Fame is a fickle monster in the internet age. You?re only as good as your latest viral moment. Despite his permanent Twitter ban, Wohl carries on hatching new plots, determined to keep the spotlight trained on himself. In that same USA Today interview, he admitted to waging a full-scale war of deception: ?I?ll literally hear one thing,? he said, ?and I?ll flip it 180 degrees.? In February, he went to Minnesota with two fellow provocateurs to ?prove? the baseless claim that Representative Ilhan Omar, a Muslim woman, had married her brother for immigration purposes. In late April, the Daily Beast reported that Wohl and Burkman tried to recruit several gay Republican men to level false rape allegations against presidential candidate Pete Buttigieg (again by posting on Medium), a scheme that included another faux PI firm. This one was called ?Potomac Intelligence Group.?
Cass never did get that refund from Wohl for his Surefire retainer. And, in case you?re wondering, DeSando still hasn?t paid up, either. ?She?ll have to dig my body out of the ground to get it from me,? he says.
Cass says strange things began happening after her split from Wohl. Aggressive drivers ran her off the road, internet trolls impersonated her on Twitter and tried to hack her private Instagram account. The more Cass struggles against Wohl?s web, the more entangled she seems to become.
So in March, she called Michael Avenatti ? yes, that Michael Avenatti. The onetime lawyer for Stormy Daniels was publicly on the hunt for Wohl.

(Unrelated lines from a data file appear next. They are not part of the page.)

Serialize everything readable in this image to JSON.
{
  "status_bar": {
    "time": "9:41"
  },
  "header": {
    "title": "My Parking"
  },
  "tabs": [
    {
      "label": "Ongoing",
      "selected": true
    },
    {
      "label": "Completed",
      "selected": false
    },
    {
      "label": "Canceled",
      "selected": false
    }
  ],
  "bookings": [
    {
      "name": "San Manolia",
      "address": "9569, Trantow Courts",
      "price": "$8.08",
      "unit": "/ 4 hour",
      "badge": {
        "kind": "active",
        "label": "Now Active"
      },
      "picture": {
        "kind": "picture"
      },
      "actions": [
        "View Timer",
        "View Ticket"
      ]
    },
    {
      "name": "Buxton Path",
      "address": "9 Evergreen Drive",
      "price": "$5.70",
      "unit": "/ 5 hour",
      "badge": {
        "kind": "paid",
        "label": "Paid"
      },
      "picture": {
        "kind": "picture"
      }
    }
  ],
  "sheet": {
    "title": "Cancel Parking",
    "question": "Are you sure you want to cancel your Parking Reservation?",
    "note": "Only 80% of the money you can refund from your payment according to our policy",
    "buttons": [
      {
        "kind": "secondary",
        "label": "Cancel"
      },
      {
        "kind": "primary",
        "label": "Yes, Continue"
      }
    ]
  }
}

Less than two hours after they spoke, Avenatti claimed in a tweet that Wohl was under investigation for possessing illegal firearms, information Cass says he only could have gleaned from their call. (These assertions haven?t been confirmed; the LAPD doesn?t comment on information that could jeopardize a potential active investigation.) Five days later, Avenatti was arrested for embezzling from clients and attempting to extort Nike for more than $20 million, and is now under investigation for embezzling $300,000 from Daniels, too. (In May, Avenatti denied the claims about Cass in an email to me: ?I never disclosed anything we spoke about and I certainly did not learn anything from her that I didn?t already know.?)
?I?m like a feral cat being backed into a corner by scary dudes who all seem to have law licenses and political connections,? Cass says. Though she?s sought legal representation, she says no one will touch her case.

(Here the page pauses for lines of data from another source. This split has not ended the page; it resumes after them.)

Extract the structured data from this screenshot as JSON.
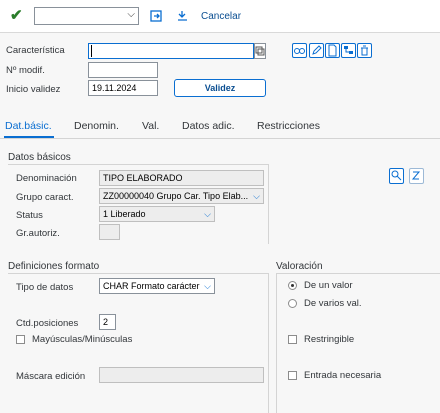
{
  "toolbar": {
    "cancel_label": "Cancelar",
    "command_value": ""
  },
  "header": {
    "caracteristica_label": "Característica",
    "caracteristica_value": "",
    "nmodif_label": "Nº modif.",
    "nmodif_value": "",
    "inicio_label": "Inicio validez",
    "inicio_value": "19.11.2024",
    "validez_button": "Validez"
  },
  "tabs": [
    {
      "label": "Dat.básic."
    },
    {
      "label": "Denomin."
    },
    {
      "label": "Val."
    },
    {
      "label": "Datos adic."
    },
    {
      "label": "Restricciones"
    }
  ],
  "datos_basicos": {
    "title": "Datos básicos",
    "denominacion_label": "Denominación",
    "denominacion_value": "TIPO ELABORADO",
    "grupo_label": "Grupo caract.",
    "grupo_value": "ZZ00000040 Grupo Car. Tipo Elab...",
    "status_label": "Status",
    "status_value": "1 Liberado",
    "grautoriz_label": "Gr.autoriz.",
    "grautoriz_value": ""
  },
  "definiciones": {
    "title": "Definiciones formato",
    "tipo_label": "Tipo de datos",
    "tipo_value": "CHAR Formato carácter",
    "ctd_label": "Ctd.posiciones",
    "ctd_value": "2",
    "mayus_label": "Mayúsculas/Minúsculas",
    "mascara_label": "Máscara edición",
    "mascara_value": ""
  },
  "valoracion": {
    "title": "Valoración",
    "radio1_label": "De un valor",
    "radio2_label": "De varios val.",
    "restringible_label": "Restringible",
    "entrada_label": "Entrada necesaria"
  },
  "colors": {
    "accent": "#0a6ed1",
    "check": "#2b7d2b"
  }
}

Yet, even after all of this, Cass is not immune to the allure of fame. She still refers to herself as a ?pop star? and takes vocal lessons, though she knows her involvement with Wohl has done irrevocable damage. She?s considered releasing music under an alias. ?My life has been ruined. My family?s been harassed, my life?s been attacked, my social reputation is ruined,? Cass says. ?No reputable person even wants to talk to me right now. What they?ve done to me is beyond repair.?

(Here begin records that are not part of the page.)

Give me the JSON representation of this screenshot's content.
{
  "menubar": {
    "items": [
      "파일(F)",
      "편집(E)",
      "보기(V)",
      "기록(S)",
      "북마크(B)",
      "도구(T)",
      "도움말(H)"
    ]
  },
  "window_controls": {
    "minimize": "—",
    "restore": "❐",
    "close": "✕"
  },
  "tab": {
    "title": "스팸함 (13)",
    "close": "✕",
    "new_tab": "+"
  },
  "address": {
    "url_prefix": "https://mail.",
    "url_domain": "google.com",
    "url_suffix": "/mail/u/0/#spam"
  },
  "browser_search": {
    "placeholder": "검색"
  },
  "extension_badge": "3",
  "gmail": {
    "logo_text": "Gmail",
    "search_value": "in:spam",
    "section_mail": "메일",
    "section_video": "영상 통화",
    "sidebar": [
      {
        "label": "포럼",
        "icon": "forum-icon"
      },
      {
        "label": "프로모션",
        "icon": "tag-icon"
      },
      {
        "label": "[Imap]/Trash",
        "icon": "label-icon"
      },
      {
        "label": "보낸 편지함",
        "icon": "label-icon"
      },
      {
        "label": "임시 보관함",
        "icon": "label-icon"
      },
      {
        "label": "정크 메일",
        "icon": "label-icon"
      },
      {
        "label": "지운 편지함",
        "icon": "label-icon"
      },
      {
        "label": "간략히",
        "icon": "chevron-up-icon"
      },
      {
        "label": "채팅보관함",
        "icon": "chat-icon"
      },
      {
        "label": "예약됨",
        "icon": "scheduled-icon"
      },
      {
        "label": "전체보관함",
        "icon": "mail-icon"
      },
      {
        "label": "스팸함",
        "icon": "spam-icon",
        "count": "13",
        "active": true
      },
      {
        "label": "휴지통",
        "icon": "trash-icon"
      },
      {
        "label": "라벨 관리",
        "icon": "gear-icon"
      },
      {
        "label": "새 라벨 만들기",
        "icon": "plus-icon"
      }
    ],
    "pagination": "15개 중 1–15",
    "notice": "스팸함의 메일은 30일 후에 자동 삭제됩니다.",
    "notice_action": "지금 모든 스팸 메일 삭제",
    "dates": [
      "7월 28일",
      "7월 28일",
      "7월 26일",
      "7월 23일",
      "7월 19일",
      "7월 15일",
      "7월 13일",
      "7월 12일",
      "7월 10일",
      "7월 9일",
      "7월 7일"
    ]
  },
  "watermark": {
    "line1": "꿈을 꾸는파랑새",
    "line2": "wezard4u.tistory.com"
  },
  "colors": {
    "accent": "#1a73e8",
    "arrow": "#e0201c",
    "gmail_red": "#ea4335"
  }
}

I last met Cass at a cafe in an airy Hollywood hotel in April. Over iced coffee, I asked what she wanted to do next. Would she take these experiences and turn them into songs? No, she said. She didn?t find the things that had happened to her inspiring in any way. ?It really killed my joy, it really depressed me, it really terrified me,? she says. ?It really made me feel like a fucking idiot, you know?? Nor was she interested in speaking about what she would be doing next. Every time she?d talked about her hopes, she felt she?d been sabotaged. Despite her pop star ambitions, she?ll be laying low, at least for now.
That may be the best move she?s made yet.
Correction: An earlier version of this story stated that a law professor was offered $30,000 in exchange for allegations Robert Mueller. Though she was offered money in exchange for allegations, a specific amount was never stated.